What you are asked to do:
Output the records below again, precisely as they are written.

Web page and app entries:
::::
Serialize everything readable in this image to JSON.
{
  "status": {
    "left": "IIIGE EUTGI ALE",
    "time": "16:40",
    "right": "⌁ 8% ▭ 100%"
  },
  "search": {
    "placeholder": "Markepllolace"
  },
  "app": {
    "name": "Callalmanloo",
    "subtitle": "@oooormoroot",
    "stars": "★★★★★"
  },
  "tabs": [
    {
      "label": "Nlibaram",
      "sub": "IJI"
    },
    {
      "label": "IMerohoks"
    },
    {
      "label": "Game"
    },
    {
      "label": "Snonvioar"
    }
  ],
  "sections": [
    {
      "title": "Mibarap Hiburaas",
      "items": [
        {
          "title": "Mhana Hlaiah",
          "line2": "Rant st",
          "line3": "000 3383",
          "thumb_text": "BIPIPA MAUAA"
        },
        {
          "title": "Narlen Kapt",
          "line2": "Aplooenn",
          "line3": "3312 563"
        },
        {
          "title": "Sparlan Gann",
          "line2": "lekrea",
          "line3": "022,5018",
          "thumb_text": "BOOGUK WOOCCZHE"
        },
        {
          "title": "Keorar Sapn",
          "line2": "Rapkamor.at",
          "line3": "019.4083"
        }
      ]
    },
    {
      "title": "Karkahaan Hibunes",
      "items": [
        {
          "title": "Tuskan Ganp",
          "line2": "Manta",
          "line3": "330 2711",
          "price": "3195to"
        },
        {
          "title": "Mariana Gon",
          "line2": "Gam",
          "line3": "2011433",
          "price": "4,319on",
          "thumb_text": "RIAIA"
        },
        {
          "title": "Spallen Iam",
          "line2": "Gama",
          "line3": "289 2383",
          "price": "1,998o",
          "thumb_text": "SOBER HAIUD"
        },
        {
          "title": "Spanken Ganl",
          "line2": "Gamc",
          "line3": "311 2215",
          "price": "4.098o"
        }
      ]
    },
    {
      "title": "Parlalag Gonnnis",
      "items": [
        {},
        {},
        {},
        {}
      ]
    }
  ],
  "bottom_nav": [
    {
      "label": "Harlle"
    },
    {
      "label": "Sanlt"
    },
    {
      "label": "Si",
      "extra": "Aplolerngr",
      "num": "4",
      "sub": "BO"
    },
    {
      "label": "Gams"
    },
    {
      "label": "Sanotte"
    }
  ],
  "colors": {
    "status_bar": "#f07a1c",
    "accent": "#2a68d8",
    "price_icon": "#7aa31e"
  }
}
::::
Result of this task:
Serialize everything readable in this image to JSON.
{
  "status": {
    "left": "IIIGE EUTGI ALE",
    "time": "16:40",
    "right": "⌁ 8% ▭ 100%"
  },
  "search": {
    "placeholder": "Markepllolace"
  },
  "app": {
    "name": "Callalmanloo",
    "subtitle": "@oooormoroot",
    "stars": "★★★★★"
  },
  "tabs": [
    {
      "label": "Nlibaram",
      "sub": "IJI"
    },
    {
      "label": "IMerohoks"
    },
    {
      "label": "Game"
    },
    {
      "label": "Snonvioar"
    }
  ],
  "sections": [
    {
      "title": "Mibarap Hiburaas",
      "items": [
        {
          "title": "Mhana Hlaiah",
          "line2": "Rant st",
          "line3": "000 3383",
          "thumb_text": "BIPIPA MAUAA"
        },
        {
          "title": "Narlen Kapt",
          "line2": "Aplooenn",
          "line3": "3312 563"
        },
        {
          "title": "Sparlan Gann",
          "line2": "lekrea",
          "line3": "022,5018",
          "thumb_text": "BOOGUK WOOCCZHE"
        },
        {
          "title": "Keorar Sapn",
          "line2": "Rapkamor.at",
          "line3": "019.4083"
        }
      ]
    },
    {
      "title": "Karkahaan Hibunes",
      "items": [
        {
          "title": "Tuskan Ganp",
          "line2": "Manta",
          "line3": "330 2711",
          "price": "3195to"
        },
        {
          "title": "Mariana Gon",
          "line2": "Gam",
          "line3": "2011433",
          "price": "4,319on",
          "thumb_text": "RIAIA"
        },
        {
          "title": "Spallen Iam",
          "line2": "Gama",
          "line3": "289 2383",
          "price": "1,998o",
          "thumb_text": "SOBER HAIUD"
        },
        {
          "title": "Spanken Ganl",
          "line2": "Gamc",
          "line3": "311 2215",
          "price": "4.098o"
        }
      ]
    },
    {
      "title": "Parlalag Gonnnis",
      "items": [
        {},
        {},
        {},
        {}
      ]
    }
  ],
  "bottom_nav": [
    {
      "label": "Harlle"
    },
    {
      "label": "Sanlt"
    },
    {
      "label": "Si",
      "extra": "Aplolerngr",
      "num": "4",
      "sub": "BO"
    },
    {
      "label": "Gams"
    },
    {
      "label": "Sanotte"
    }
  ],
  "colors": {
    "status_bar": "#f07a1c",
    "accent": "#2a68d8",
    "price_icon": "#7aa31e"
  }
}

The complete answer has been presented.